▸ **Data records**:
══════════════════════════════

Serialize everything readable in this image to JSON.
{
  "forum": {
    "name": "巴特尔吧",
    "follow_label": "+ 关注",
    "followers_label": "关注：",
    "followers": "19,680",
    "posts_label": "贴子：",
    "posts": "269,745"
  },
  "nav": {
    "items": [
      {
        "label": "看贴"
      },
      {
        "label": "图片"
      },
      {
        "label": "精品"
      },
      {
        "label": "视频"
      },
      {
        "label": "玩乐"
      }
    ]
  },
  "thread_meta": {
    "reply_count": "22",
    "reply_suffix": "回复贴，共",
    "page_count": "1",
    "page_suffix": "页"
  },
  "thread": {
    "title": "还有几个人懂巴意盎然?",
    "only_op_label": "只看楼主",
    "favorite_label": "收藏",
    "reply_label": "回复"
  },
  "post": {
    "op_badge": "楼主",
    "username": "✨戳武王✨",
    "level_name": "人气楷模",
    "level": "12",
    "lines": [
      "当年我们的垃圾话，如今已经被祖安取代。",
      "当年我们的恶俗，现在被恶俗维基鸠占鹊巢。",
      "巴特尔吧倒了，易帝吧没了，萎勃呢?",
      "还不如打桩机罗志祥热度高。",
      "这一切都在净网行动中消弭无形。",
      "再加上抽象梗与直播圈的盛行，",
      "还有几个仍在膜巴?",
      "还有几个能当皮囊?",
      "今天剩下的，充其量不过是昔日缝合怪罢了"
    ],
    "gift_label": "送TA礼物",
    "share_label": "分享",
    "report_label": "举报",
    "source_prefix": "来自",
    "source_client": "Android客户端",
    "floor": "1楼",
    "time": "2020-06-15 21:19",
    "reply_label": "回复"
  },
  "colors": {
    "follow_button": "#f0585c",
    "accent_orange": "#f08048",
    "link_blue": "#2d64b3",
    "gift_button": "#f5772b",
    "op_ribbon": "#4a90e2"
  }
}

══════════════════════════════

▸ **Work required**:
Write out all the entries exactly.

▸ **Written answer**:
Serialize everything readable in this image to JSON.
{
  "forum": {
    "name": "巴特尔吧",
    "follow_label": "+ 关注",
    "followers_label": "关注：",
    "followers": "19,680",
    "posts_label": "贴子：",
    "posts": "269,745"
  },
  "nav": {
    "items": [
      {
        "label": "看贴"
      },
      {
        "label": "图片"
      },
      {
        "label": "精品"
      },
      {
        "label": "视频"
      },
      {
        "label": "玩乐"
      }
    ]
  },
  "thread_meta": {
    "reply_count": "22",
    "reply_suffix": "回复贴，共",
    "page_count": "1",
    "page_suffix": "页"
  },
  "thread": {
    "title": "还有几个人懂巴意盎然?",
    "only_op_label": "只看楼主",
    "favorite_label": "收藏",
    "reply_label": "回复"
  },
  "post": {
    "op_badge": "楼主",
    "username": "✨戳武王✨",
    "level_name": "人气楷模",
    "level": "12",
    "lines": [
      "当年我们的垃圾话，如今已经被祖安取代。",
      "当年我们的恶俗，现在被恶俗维基鸠占鹊巢。",
      "巴特尔吧倒了，易帝吧没了，萎勃呢?",
      "还不如打桩机罗志祥热度高。",
      "这一切都在净网行动中消弭无形。",
      "再加上抽象梗与直播圈的盛行，",
      "还有几个仍在膜巴?",
      "还有几个能当皮囊?",
      "今天剩下的，充其量不过是昔日缝合怪罢了"
    ],
    "gift_label": "送TA礼物",
    "share_label": "分享",
    "report_label": "举报",
    "source_prefix": "来自",
    "source_client": "Android客户端",
    "floor": "1楼",
    "time": "2020-06-15 21:19",
    "reply_label": "回复"
  },
  "colors": {
    "follow_button": "#f0585c",
    "accent_orange": "#f08048",
    "link_blue": "#2d64b3",
    "gift_button": "#f5772b",
    "op_ribbon": "#4a90e2"
  }
}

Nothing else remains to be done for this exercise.